**INSTRUCTIONS TO FOLLOW**
Please copy the entries below word for word.

**EXCERPTED DATA**

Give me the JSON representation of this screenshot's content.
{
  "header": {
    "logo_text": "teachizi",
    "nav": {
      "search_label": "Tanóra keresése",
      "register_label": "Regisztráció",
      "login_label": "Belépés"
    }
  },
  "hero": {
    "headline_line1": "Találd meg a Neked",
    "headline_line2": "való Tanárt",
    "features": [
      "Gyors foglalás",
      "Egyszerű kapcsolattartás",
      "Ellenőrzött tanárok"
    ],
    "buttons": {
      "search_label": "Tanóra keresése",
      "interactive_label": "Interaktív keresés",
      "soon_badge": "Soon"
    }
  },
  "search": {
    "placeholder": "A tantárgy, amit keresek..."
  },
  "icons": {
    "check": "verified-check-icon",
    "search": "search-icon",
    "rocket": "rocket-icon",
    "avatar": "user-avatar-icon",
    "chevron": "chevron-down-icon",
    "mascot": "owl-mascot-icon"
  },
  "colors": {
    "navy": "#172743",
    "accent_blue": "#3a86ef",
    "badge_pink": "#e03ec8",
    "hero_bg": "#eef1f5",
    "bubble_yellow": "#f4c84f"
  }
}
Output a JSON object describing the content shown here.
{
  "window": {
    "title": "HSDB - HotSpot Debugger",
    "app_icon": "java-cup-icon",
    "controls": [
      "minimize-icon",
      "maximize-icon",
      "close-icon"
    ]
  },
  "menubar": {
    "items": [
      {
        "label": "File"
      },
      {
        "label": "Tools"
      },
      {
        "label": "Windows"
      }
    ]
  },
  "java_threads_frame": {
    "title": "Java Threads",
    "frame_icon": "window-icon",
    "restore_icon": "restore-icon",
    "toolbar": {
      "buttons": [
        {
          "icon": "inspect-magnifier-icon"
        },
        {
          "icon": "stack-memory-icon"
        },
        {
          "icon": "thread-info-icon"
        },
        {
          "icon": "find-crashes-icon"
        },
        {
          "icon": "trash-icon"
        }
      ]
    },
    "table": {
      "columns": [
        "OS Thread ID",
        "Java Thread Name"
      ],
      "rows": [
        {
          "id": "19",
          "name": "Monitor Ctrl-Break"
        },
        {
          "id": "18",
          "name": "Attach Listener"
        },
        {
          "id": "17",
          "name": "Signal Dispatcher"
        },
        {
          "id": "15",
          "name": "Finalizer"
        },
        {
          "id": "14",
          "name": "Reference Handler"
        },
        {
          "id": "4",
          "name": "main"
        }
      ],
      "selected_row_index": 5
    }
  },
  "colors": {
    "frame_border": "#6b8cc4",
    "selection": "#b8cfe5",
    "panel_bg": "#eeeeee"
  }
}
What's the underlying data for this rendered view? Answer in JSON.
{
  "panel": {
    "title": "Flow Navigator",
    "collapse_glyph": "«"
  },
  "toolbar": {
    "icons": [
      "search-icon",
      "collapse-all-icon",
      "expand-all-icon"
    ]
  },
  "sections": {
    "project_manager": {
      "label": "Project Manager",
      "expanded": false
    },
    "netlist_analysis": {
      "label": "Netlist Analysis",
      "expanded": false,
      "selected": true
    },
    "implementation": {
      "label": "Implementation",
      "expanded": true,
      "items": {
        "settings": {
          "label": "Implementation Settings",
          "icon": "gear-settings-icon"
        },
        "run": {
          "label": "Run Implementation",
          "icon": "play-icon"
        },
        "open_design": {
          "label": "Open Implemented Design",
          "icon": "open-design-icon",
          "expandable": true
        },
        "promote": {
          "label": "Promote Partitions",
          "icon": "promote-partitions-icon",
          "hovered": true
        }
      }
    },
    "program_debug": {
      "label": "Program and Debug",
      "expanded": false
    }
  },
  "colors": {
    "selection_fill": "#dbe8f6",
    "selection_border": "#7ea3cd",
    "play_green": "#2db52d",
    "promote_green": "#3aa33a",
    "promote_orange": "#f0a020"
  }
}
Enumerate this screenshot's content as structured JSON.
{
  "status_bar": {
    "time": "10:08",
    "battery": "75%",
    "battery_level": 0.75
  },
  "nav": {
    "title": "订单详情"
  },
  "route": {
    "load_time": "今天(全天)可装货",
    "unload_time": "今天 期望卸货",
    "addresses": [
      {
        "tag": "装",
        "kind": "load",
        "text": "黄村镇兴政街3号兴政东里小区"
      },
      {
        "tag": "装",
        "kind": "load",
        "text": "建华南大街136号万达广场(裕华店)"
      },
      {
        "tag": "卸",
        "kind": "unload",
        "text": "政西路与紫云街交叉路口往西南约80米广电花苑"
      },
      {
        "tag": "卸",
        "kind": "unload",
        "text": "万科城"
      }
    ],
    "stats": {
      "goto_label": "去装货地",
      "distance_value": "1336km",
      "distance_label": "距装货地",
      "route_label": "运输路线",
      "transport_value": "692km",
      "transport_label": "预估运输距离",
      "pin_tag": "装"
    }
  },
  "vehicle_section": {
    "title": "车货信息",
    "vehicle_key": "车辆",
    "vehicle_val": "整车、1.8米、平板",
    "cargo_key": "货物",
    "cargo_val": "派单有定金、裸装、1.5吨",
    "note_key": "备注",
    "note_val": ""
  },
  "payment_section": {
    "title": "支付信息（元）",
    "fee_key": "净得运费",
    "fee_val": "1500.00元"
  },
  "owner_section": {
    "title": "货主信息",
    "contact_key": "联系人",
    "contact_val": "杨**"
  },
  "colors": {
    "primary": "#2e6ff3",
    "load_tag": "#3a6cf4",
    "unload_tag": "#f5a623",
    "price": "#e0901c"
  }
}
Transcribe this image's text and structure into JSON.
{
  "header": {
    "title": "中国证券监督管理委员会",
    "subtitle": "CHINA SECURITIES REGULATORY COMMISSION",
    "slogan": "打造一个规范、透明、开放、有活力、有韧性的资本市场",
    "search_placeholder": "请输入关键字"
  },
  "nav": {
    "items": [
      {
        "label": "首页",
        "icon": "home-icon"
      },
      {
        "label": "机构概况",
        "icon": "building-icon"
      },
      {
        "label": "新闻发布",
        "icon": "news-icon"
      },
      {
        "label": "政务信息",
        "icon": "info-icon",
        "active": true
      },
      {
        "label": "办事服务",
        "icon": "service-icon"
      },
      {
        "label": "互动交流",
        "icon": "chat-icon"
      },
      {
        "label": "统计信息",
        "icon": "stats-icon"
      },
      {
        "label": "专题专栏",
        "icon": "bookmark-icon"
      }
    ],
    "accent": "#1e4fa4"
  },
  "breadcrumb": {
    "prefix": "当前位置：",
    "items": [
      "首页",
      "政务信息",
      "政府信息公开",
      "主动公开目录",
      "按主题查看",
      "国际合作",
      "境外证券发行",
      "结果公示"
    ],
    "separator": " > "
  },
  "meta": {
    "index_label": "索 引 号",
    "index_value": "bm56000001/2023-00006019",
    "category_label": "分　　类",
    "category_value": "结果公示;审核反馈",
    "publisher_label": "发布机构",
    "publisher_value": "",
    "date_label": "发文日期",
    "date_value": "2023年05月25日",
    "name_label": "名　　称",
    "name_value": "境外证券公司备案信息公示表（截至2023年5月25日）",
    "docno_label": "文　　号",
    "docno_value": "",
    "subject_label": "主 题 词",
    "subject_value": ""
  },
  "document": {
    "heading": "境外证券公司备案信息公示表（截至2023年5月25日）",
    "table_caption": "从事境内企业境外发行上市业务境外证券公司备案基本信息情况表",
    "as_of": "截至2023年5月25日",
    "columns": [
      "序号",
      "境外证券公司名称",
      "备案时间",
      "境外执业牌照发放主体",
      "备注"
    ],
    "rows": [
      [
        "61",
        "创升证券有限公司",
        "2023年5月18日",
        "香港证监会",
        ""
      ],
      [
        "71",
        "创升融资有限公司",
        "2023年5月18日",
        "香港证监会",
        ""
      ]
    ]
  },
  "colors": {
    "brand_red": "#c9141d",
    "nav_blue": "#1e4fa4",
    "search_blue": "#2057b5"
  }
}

**ANSWER SECTION**
Give me the JSON representation of this screenshot's content.
{
  "header": {
    "logo_text": "teachizi",
    "nav": {
      "search_label": "Tanóra keresése",
      "register_label": "Regisztráció",
      "login_label": "Belépés"
    }
  },
  "hero": {
    "headline_line1": "Találd meg a Neked",
    "headline_line2": "való Tanárt",
    "features": [
      "Gyors foglalás",
      "Egyszerű kapcsolattartás",
      "Ellenőrzött tanárok"
    ],
    "buttons": {
      "search_label": "Tanóra keresése",
      "interactive_label": "Interaktív keresés",
      "soon_badge": "Soon"
    }
  },
  "search": {
    "placeholder": "A tantárgy, amit keresek..."
  },
  "icons": {
    "check": "verified-check-icon",
    "search": "search-icon",
    "rocket": "rocket-icon",
    "avatar": "user-avatar-icon",
    "chevron": "chevron-down-icon",
    "mascot": "owl-mascot-icon"
  },
  "colors": {
    "navy": "#172743",
    "accent_blue": "#3a86ef",
    "badge_pink": "#e03ec8",
    "hero_bg": "#eef1f5",
    "bubble_yellow": "#f4c84f"
  }
}
Output a JSON object describing the content shown here.
{
  "window": {
    "title": "HSDB - HotSpot Debugger",
    "app_icon": "java-cup-icon",
    "controls": [
      "minimize-icon",
      "maximize-icon",
      "close-icon"
    ]
  },
  "menubar": {
    "items": [
      {
        "label": "File"
      },
      {
        "label": "Tools"
      },
      {
        "label": "Windows"
      }
    ]
  },
  "java_threads_frame": {
    "title": "Java Threads",
    "frame_icon": "window-icon",
    "restore_icon": "restore-icon",
    "toolbar": {
      "buttons": [
        {
          "icon": "inspect-magnifier-icon"
        },
        {
          "icon": "stack-memory-icon"
        },
        {
          "icon": "thread-info-icon"
        },
        {
          "icon": "find-crashes-icon"
        },
        {
          "icon": "trash-icon"
        }
      ]
    },
    "table": {
      "columns": [
        "OS Thread ID",
        "Java Thread Name"
      ],
      "rows": [
        {
          "id": "19",
          "name": "Monitor Ctrl-Break"
        },
        {
          "id": "18",
          "name": "Attach Listener"
        },
        {
          "id": "17",
          "name": "Signal Dispatcher"
        },
        {
          "id": "15",
          "name": "Finalizer"
        },
        {
          "id": "14",
          "name": "Reference Handler"
        },
        {
          "id": "4",
          "name": "main"
        }
      ],
      "selected_row_index": 5
    }
  },
  "colors": {
    "frame_border": "#6b8cc4",
    "selection": "#b8cfe5",
    "panel_bg": "#eeeeee"
  }
}
What's the underlying data for this rendered view? Answer in JSON.
{
  "panel": {
    "title": "Flow Navigator",
    "collapse_glyph": "«"
  },
  "toolbar": {
    "icons": [
      "search-icon",
      "collapse-all-icon",
      "expand-all-icon"
    ]
  },
  "sections": {
    "project_manager": {
      "label": "Project Manager",
      "expanded": false
    },
    "netlist_analysis": {
      "label": "Netlist Analysis",
      "expanded": false,
      "selected": true
    },
    "implementation": {
      "label": "Implementation",
      "expanded": true,
      "items": {
        "settings": {
          "label": "Implementation Settings",
          "icon": "gear-settings-icon"
        },
        "run": {
          "label": "Run Implementation",
          "icon": "play-icon"
        },
        "open_design": {
          "label": "Open Implemented Design",
          "icon": "open-design-icon",
          "expandable": true
        },
        "promote": {
          "label": "Promote Partitions",
          "icon": "promote-partitions-icon",
          "hovered": true
        }
      }
    },
    "program_debug": {
      "label": "Program and Debug",
      "expanded": false
    }
  },
  "colors": {
    "selection_fill": "#dbe8f6",
    "selection_border": "#7ea3cd",
    "play_green": "#2db52d",
    "promote_green": "#3aa33a",
    "promote_orange": "#f0a020"
  }
}
Enumerate this screenshot's content as structured JSON.
{
  "status_bar": {
    "time": "10:08",
    "battery": "75%",
    "battery_level": 0.75
  },
  "nav": {
    "title": "订单详情"
  },
  "route": {
    "load_time": "今天(全天)可装货",
    "unload_time": "今天 期望卸货",
    "addresses": [
      {
        "tag": "装",
        "kind": "load",
        "text": "黄村镇兴政街3号兴政东里小区"
      },
      {
        "tag": "装",
        "kind": "load",
        "text": "建华南大街136号万达广场(裕华店)"
      },
      {
        "tag": "卸",
        "kind": "unload",
        "text": "政西路与紫云街交叉路口往西南约80米广电花苑"
      },
      {
        "tag": "卸",
        "kind": "unload",
        "text": "万科城"
      }
    ],
    "stats": {
      "goto_label": "去装货地",
      "distance_value": "1336km",
      "distance_label": "距装货地",
      "route_label": "运输路线",
      "transport_value": "692km",
      "transport_label": "预估运输距离",
      "pin_tag": "装"
    }
  },
  "vehicle_section": {
    "title": "车货信息",
    "vehicle_key": "车辆",
    "vehicle_val": "整车、1.8米、平板",
    "cargo_key": "货物",
    "cargo_val": "派单有定金、裸装、1.5吨",
    "note_key": "备注",
    "note_val": ""
  },
  "payment_section": {
    "title": "支付信息（元）",
    "fee_key": "净得运费",
    "fee_val": "1500.00元"
  },
  "owner_section": {
    "title": "货主信息",
    "contact_key": "联系人",
    "contact_val": "杨**"
  },
  "colors": {
    "primary": "#2e6ff3",
    "load_tag": "#3a6cf4",
    "unload_tag": "#f5a623",
    "price": "#e0901c"
  }
}
Transcribe this image's text and structure into JSON.
{
  "header": {
    "title": "中国证券监督管理委员会",
    "subtitle": "CHINA SECURITIES REGULATORY COMMISSION",
    "slogan": "打造一个规范、透明、开放、有活力、有韧性的资本市场",
    "search_placeholder": "请输入关键字"
  },
  "nav": {
    "items": [
      {
        "label": "首页",
        "icon": "home-icon"
      },
      {
        "label": "机构概况",
        "icon": "building-icon"
      },
      {
        "label": "新闻发布",
        "icon": "news-icon"
      },
      {
        "label": "政务信息",
        "icon": "info-icon",
        "active": true
      },
      {
        "label": "办事服务",
        "icon": "service-icon"
      },
      {
        "label": "互动交流",
        "icon": "chat-icon"
      },
      {
        "label": "统计信息",
        "icon": "stats-icon"
      },
      {
        "label": "专题专栏",
        "icon": "bookmark-icon"
      }
    ],
    "accent": "#1e4fa4"
  },
  "breadcrumb": {
    "prefix": "当前位置：",
    "items": [
      "首页",
      "政务信息",
      "政府信息公开",
      "主动公开目录",
      "按主题查看",
      "国际合作",
      "境外证券发行",
      "结果公示"
    ],
    "separator": " > "
  },
  "meta": {
    "index_label": "索 引 号",
    "index_value": "bm56000001/2023-00006019",
    "category_label": "分　　类",
    "category_value": "结果公示;审核反馈",
    "publisher_label": "发布机构",
    "publisher_value": "",
    "date_label": "发文日期",
    "date_value": "2023年05月25日",
    "name_label": "名　　称",
    "name_value": "境外证券公司备案信息公示表（截至2023年5月25日）",
    "docno_label": "文　　号",
    "docno_value": "",
    "subject_label": "主 题 词",
    "subject_value": ""
  },
  "document": {
    "heading": "境外证券公司备案信息公示表（截至2023年5月25日）",
    "table_caption": "从事境内企业境外发行上市业务境外证券公司备案基本信息情况表",
    "as_of": "截至2023年5月25日",
    "columns": [
      "序号",
      "境外证券公司名称",
      "备案时间",
      "境外执业牌照发放主体",
      "备注"
    ],
    "rows": [
      [
        "61",
        "创升证券有限公司",
        "2023年5月18日",
        "香港证监会",
        ""
      ],
      [
        "71",
        "创升融资有限公司",
        "2023年5月18日",
        "香港证监会",
        ""
      ]
    ]
  },
  "colors": {
    "brand_red": "#c9141d",
    "nav_blue": "#1e4fa4",
    "search_blue": "#2057b5"
  }
}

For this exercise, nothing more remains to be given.